Sam Smith’s empowering celebration of radical self acceptance

Non-binary artist Sam Smith’s new music video is causing waves as they unapologetically and triumphantly celebrate self-love & queer joy.

Since coming out as non-binary in 2019, Sam Smith‘s music has seen a sonic shift from the sombre piano ballads the artist was known for to triumphant anthems of positivity and self-acceptance.

Smith’s transformation into their truest self has ruffled some feathers, and it’s shining a big ol’ light on the deep-seated queerphobia and fatphobia still plaguing our society.

sam smith

Their new album Gloria is garnering a lot of attention specifically for the release of the music video for the song I’m not here to Make Friends. Exploring the sex-positive theme of wanting to take someone home just for the night, aka a one-night stand, the song is boppy and sits in line with the rest of their new album. But it is the visuals that are causing quite the stir. 

The video features an array of androgynous dancers, sensual dancing, and various costume changes that have sparked the most controversy. Among the many costume changes, Smith is shown in high-heeled boots, nipple pasties, corsets, and a showgirl headdress and skintight black dress. 

Smith has been very open with their body image issues stating in 2019 that their body image issues were  “the basis of all my sadness”. They have recently opened up about learning to love their body after years of insecurity, stating that they now have ‘the opposite of body dysmorphia’. ‘Gloria’ is a celebration of this great personal achievement and their confidence truly shines through in the lyrics alone. Yet the world doesn’t seem to be ready to let go of its body image issues. 

It’s a combination of fatphobia, queerphobia, and femme-phobia that is causing the onslaught of conservative criticism. Smith is not a thin person and is not hiding their body as plus-size people are often told to do. Within the video, they are embracing their body and celebrating it within a sexual context. While the modern body-positive movement is ensuring some shifts in the representation we see in fashion, plus-size people are not often represented as sexual beings and have been considered nothing but comic relief in much of mainstream media. This type of celebration and radical self-acceptance is not a new concept for artists to explore but is typically performed by thin, conventionally attractive artists. 

Take Madonna, Dua Lipa, Prince, and Lady Gaga as just a few examples of other artists who have created music videos that could be considered “sexually explicit” or “pornographic” as Smith’s has been labeled by outraged conservatives, yet receive nowhere near the same kind of backlash.

It is this outrage that makes what Sam Smith is doing so necessary. It is important that people see themselves represented in different forms of content, not just fully clothed and singing about loneliness and heartbreak. This new shift is one of self-love and unapologetic queer joy. To see an artist grow into loving themselves should inspire others so that they too can be fearless in their self-expression. 

In what is being considered a response to the backlash, Smith took to Twitter and posted a picture of themself wearing a glamorous feathered Vegas-style creation with the caption, “Never too much.”

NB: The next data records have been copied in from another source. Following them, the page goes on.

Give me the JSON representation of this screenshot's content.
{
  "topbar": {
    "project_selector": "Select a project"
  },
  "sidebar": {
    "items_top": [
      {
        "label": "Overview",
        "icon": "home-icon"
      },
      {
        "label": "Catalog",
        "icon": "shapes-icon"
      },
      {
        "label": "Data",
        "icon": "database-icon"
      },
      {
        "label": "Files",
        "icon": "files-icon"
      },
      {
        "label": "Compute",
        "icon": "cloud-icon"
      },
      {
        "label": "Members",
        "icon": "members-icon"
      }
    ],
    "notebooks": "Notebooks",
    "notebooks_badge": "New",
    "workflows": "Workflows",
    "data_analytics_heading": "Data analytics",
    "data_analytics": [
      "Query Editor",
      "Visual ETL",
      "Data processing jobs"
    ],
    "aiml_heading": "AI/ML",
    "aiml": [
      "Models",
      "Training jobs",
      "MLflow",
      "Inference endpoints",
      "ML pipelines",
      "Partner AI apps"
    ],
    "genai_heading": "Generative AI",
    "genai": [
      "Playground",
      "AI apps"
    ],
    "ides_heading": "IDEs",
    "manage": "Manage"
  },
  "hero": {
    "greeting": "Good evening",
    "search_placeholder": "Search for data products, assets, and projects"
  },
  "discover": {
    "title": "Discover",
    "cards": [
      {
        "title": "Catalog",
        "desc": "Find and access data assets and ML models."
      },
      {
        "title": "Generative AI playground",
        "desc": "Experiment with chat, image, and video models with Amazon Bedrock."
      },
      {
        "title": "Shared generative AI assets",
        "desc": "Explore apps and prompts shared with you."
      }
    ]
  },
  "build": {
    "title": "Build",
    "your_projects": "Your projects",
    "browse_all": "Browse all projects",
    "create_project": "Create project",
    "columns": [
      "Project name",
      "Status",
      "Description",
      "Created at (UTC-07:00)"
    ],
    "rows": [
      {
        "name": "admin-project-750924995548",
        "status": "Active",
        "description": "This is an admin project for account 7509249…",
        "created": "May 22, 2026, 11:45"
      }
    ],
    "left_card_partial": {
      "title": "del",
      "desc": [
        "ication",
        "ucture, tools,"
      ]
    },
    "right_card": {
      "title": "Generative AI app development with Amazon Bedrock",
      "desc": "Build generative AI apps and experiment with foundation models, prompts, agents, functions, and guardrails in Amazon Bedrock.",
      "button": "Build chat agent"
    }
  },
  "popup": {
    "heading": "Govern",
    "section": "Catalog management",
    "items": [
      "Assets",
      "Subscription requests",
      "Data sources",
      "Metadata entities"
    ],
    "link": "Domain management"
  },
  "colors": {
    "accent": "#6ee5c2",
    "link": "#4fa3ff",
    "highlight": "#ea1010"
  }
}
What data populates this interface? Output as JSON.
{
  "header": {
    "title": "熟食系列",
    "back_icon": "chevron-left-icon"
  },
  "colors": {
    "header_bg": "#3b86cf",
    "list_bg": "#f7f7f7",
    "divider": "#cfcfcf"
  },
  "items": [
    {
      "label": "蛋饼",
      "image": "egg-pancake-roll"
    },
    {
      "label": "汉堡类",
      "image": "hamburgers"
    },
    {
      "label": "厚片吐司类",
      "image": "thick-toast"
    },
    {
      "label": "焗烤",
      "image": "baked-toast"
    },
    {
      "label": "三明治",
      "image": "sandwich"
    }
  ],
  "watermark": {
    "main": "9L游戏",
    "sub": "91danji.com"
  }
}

Sam Smith and Kim Petras recently made history as the first trans/ queer pop duo to win a Grammy Award. Kim Petras is the first openly trans woman to win in this category and Sam Smith is the first ever openly non-binary person to win a grammy. To see queer triumph within traditionally cisgender & heterosexual, dominated spaces is joyous. Not only for the artists themselves but for the hundreds and thousands of people who see themselves represented in Sam Smith and Kim Petras. For trans youth who need a strong role model, and for queer elders who can see how worthwhile their battles were.

This historical moment happens just in time for Aussies to take to their own stage with Sydney World Pride being just around the corner. Aussies from all walks of life will come together from late Feb until early March to celebrate all the letters of the alphabet in all of their queer glory!

The LGBTQ+ community has continued and will always continue to thrive and create art that allows them to see themselves represented, and queer youth are incredibly lucky to have artists like Sam Smith to look up to.